What you need to do :: Where does the word "icon" appear in the data? Copy every line that holds it.

(Dataset rows describing interfaces)
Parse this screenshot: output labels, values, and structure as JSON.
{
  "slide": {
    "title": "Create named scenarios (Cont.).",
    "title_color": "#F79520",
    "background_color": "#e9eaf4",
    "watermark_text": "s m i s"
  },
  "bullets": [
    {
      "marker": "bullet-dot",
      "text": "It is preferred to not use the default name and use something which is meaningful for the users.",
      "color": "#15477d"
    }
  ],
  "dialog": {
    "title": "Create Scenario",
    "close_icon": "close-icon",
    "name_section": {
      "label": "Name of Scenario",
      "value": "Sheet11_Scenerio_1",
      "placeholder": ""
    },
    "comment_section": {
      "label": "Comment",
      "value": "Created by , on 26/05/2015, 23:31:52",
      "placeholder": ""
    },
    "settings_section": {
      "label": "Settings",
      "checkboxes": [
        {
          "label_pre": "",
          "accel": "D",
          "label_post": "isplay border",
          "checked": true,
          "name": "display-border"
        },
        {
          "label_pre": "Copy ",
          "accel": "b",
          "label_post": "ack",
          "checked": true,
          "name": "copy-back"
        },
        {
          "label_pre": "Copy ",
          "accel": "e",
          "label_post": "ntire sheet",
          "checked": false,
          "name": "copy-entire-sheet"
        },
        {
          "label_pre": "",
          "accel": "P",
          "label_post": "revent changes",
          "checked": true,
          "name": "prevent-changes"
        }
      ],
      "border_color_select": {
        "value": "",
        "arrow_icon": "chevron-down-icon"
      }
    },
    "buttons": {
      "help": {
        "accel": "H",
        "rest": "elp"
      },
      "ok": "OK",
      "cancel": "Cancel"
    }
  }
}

Exercise answer ::
    "close_icon": "close-icon",
        "arrow_icon": "chevron-down-icon"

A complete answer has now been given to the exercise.